Helping Children Learn Mindfulness to Reduce ADHD Symptomsby Eileen Bailey Health Writer
In the past few years, the idea that meditation andmindfulness can help improve ADHD symptoms has been gaining steam.Mindfulness is the practice of being fully aware of the present moment, without judging your thoughts. Awareness is the first step toward changing any behavior. When you allow yourself to notice your behaviors, without the added baggage of berating yourself for them, you can work toward improving them. Some research shows that practicing mindfulness every day can help reduce ADHD symptoms.Meditation also helps lower levels of stress, anxiety and depression, which are common in those with ADHD.
While meditation and mindfulness are most often practiced by adults, children can also benefit. The following are five simple exercises to help your child learn to meditate and become more mindful.
Tune in to your surroundings. This exercise helps children become more mindful of their surroundings and their senses. Sit with your child. Close your eyes and direct your child to close his. Listen to the sounds around you. Ask your child to tell you what he hears. Ask him to notice whether the sounds are near or far. Explain that he shouldn’t judge whether the sound is good or bad, just pay attention to the sounds. You can do this with the different senses, taking time to pay attention to each sense separately. This helps your child focus on the present moment.
Deep breathing for relaxation. This exercise can be done anywhere, at any time, and helps your child slow down or calm down. To start, have your child lay down with her hands resting on her abdomen. Have your child slowly breathe in, counting to five, and then breathe out, counting to five. During the “in” breath, your child’s hands should slowly raise and during the “out” breath, they should lower.
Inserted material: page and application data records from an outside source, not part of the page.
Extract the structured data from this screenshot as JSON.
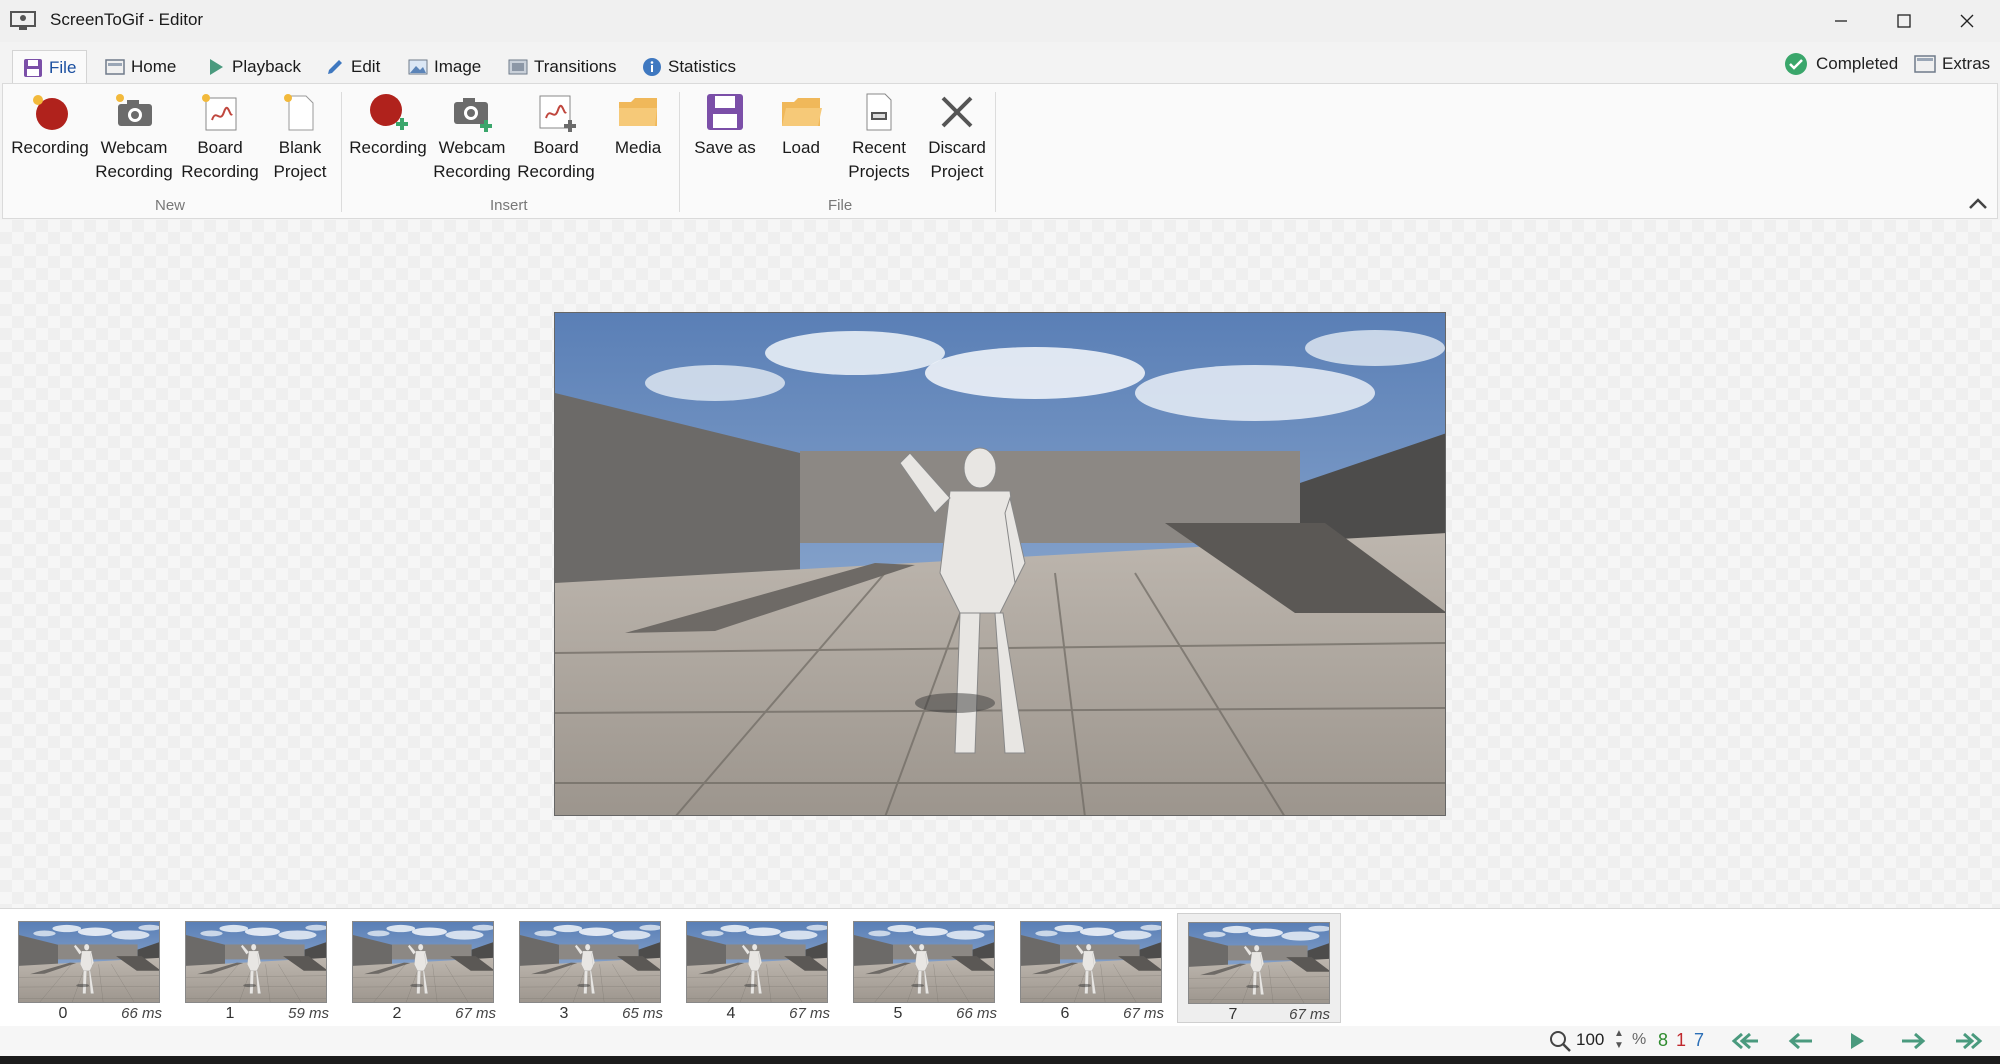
{
  "window": {
    "title": "ScreenToGif - Editor"
  },
  "tabs": [
    {
      "label": "File",
      "icon": "floppy-icon"
    },
    {
      "label": "Home",
      "icon": "home-icon"
    },
    {
      "label": "Playback",
      "icon": "play-icon"
    },
    {
      "label": "Edit",
      "icon": "pencil-icon"
    },
    {
      "label": "Image",
      "icon": "image-icon"
    },
    {
      "label": "Transitions",
      "icon": "transitions-icon"
    },
    {
      "label": "Statistics",
      "icon": "info-icon"
    }
  ],
  "active_tab": "File",
  "status": {
    "completed_label": "Completed",
    "extras_label": "Extras"
  },
  "ribbon": {
    "groups": [
      {
        "label": "New"
      },
      {
        "label": "Insert"
      },
      {
        "label": "File"
      }
    ],
    "new": {
      "recording": [
        "Recording",
        ""
      ],
      "webcam": [
        "Webcam",
        "Recording"
      ],
      "board": [
        "Board",
        "Recording"
      ],
      "blank": [
        "Blank",
        "Project"
      ]
    },
    "insert": {
      "recording": [
        "Recording",
        ""
      ],
      "webcam": [
        "Webcam",
        "Recording"
      ],
      "board": [
        "Board",
        "Recording"
      ],
      "media": [
        "Media",
        ""
      ]
    },
    "file": {
      "save_as": [
        "Save as",
        ""
      ],
      "load": [
        "Load",
        ""
      ],
      "recent": [
        "Recent",
        "Projects"
      ],
      "discard": [
        "Discard",
        "Project"
      ]
    }
  },
  "frames": [
    {
      "index": "0",
      "duration": "66 ms"
    },
    {
      "index": "1",
      "duration": "59 ms"
    },
    {
      "index": "2",
      "duration": "67 ms"
    },
    {
      "index": "3",
      "duration": "65 ms"
    },
    {
      "index": "4",
      "duration": "67 ms"
    },
    {
      "index": "5",
      "duration": "66 ms"
    },
    {
      "index": "6",
      "duration": "67 ms"
    },
    {
      "index": "7",
      "duration": "67 ms"
    }
  ],
  "selected_frame": "7",
  "statusbar": {
    "zoom": "100",
    "zoom_unit": "%",
    "total_frames": "8",
    "selected_count": "1",
    "current_frame": "7"
  },
  "colors": {
    "accent_blue": "#1a4fa0",
    "completed_green": "#3aa66b",
    "nav_green": "#4a9a7e",
    "record_red": "#b0221c",
    "save_purple": "#7b4fa8",
    "folder_orange": "#f0b85a",
    "count_green": "#2e8b2e",
    "count_red": "#c0282d",
    "count_blue": "#2c6fb7"
  }
}
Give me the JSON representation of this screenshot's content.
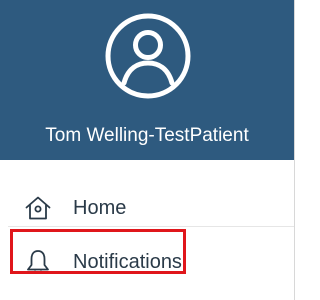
{
  "drawer": {
    "header": {
      "avatar_icon": "user-circle-icon",
      "user_name": "Tom Welling-TestPatient",
      "background_color": "#2e5a7f"
    },
    "menu": [
      {
        "label": "Home",
        "icon": "home-icon"
      },
      {
        "label": "Notifications",
        "icon": "bell-icon",
        "highlighted": true
      }
    ],
    "highlight_color": "#e0161b"
  }
}
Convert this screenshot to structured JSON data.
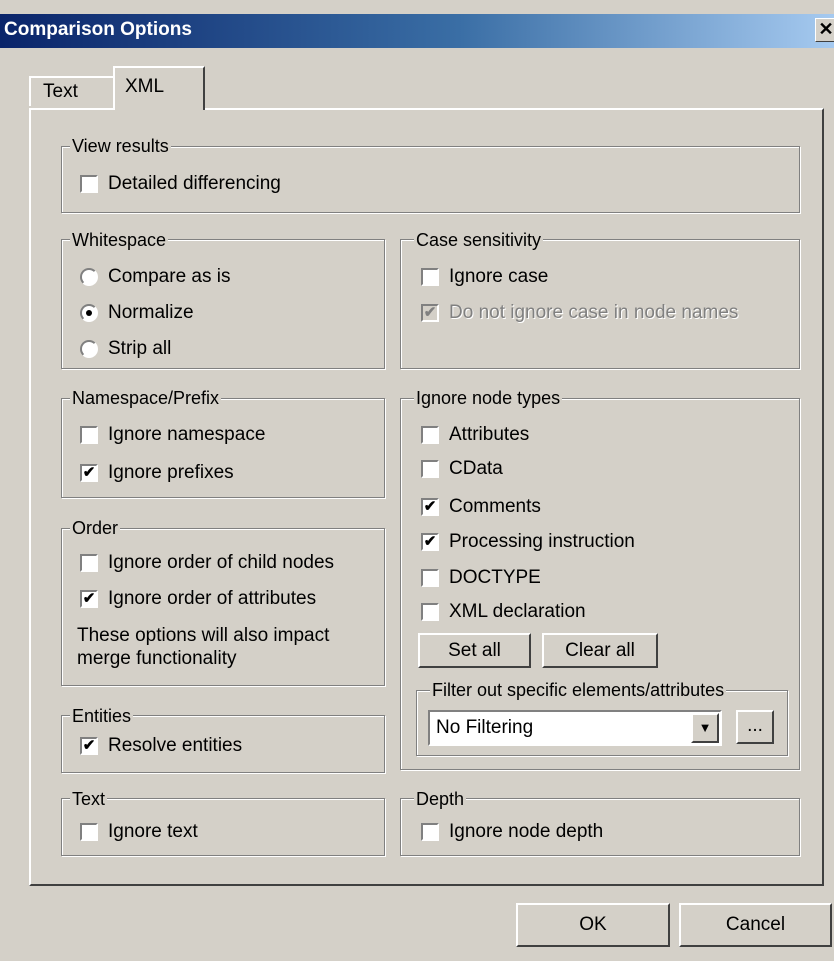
{
  "window": {
    "title": "Comparison Options",
    "close_glyph": "✕"
  },
  "tabs": [
    {
      "label": "Text",
      "selected": false
    },
    {
      "label": "XML",
      "selected": true
    }
  ],
  "view_results": {
    "legend": "View results",
    "detailed_differencing": {
      "label": "Detailed differencing",
      "checked": false
    }
  },
  "whitespace": {
    "legend": "Whitespace",
    "options": [
      {
        "label": "Compare as is",
        "selected": false
      },
      {
        "label": "Normalize",
        "selected": true
      },
      {
        "label": "Strip all",
        "selected": false
      }
    ]
  },
  "case_sensitivity": {
    "legend": "Case sensitivity",
    "ignore_case": {
      "label": "Ignore case",
      "checked": false
    },
    "node_names": {
      "label": "Do not ignore case in node names",
      "checked": true,
      "disabled": true
    }
  },
  "namespace_prefix": {
    "legend": "Namespace/Prefix",
    "ignore_namespace": {
      "label": "Ignore namespace",
      "checked": false
    },
    "ignore_prefixes": {
      "label": "Ignore prefixes",
      "checked": true
    }
  },
  "ignore_node_types": {
    "legend": "Ignore node types",
    "items": [
      {
        "label": "Attributes",
        "checked": false
      },
      {
        "label": "CData",
        "checked": false
      },
      {
        "label": "Comments",
        "checked": true
      },
      {
        "label": "Processing instruction",
        "checked": true
      },
      {
        "label": "DOCTYPE",
        "checked": false
      },
      {
        "label": "XML declaration",
        "checked": false
      }
    ],
    "set_all_label": "Set all",
    "clear_all_label": "Clear all",
    "filter": {
      "legend": "Filter out specific elements/attributes",
      "selected_value": "No Filtering",
      "browse_label": "..."
    }
  },
  "order": {
    "legend": "Order",
    "child_nodes": {
      "label": "Ignore order of child nodes",
      "checked": false
    },
    "attributes": {
      "label": "Ignore order of attributes",
      "checked": true
    },
    "note_line1": "These options will also impact",
    "note_line2": "merge functionality"
  },
  "entities": {
    "legend": "Entities",
    "resolve": {
      "label": "Resolve entities",
      "checked": true
    }
  },
  "text_group": {
    "legend": "Text",
    "ignore_text": {
      "label": "Ignore text",
      "checked": false
    }
  },
  "depth": {
    "legend": "Depth",
    "ignore_depth": {
      "label": "Ignore node depth",
      "checked": false
    }
  },
  "footer": {
    "ok_label": "OK",
    "cancel_label": "Cancel"
  },
  "glyphs": {
    "check": "✔",
    "dropdown_arrow": "▼"
  }
}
You can also have your child place one hand on her chest, explaining that this hand shouldn’t move. This exercise teaches your child to breathe through the diaphragm. Ask your child to notice how the breath feels going in and out of his body. Explain that anytime she is overwhelmed, anxious or upset, taking a few moments to deep breath will help her calm herself.
Create a safe place in your mind. Talk to your child about a place he feels safe and secure. It could be inside a blanket fort in the living room, cuddling with you, playing in the sand by the ocean or spending time in your garden. Have your child close his eyes and pretend he is there. Have him describe what it looks like, how it smells, what he hears. Have him describe his feelings when he is in this place. The more detailed, the better. After your child is finished, explain that he can retreat to this safe place, in his mind, any time he is upset, overwhelmed or anxious.
What’s going on right now? Occasionally stop what you are doing to pay attention to what is going on at that moment. Have your child use his senses to describe the moment - what does he see, feel, smell, taste and hear. You can have him focus on one sense at a time if it is easier.
Watch your thoughts. Have your child imagine a bunch of helium filled balloons. Explain that thoughts just are – they aren’t good or bad, they are simply thoughts. Your child can imagine placing a thought into a balloon and watching it float away. This helps teach your child that thoughts come and go. This might be a hard concept for your child to understand but it is a good introduction to mindfulness.
In the beginning, it might be hard for your child to sit still or slow their mind down long enough to pay attention to their surroundings but with practice it will get easier and these are tools your child can use for many years as a way to slow down or calm down.
For more information on mindfulness and meditation: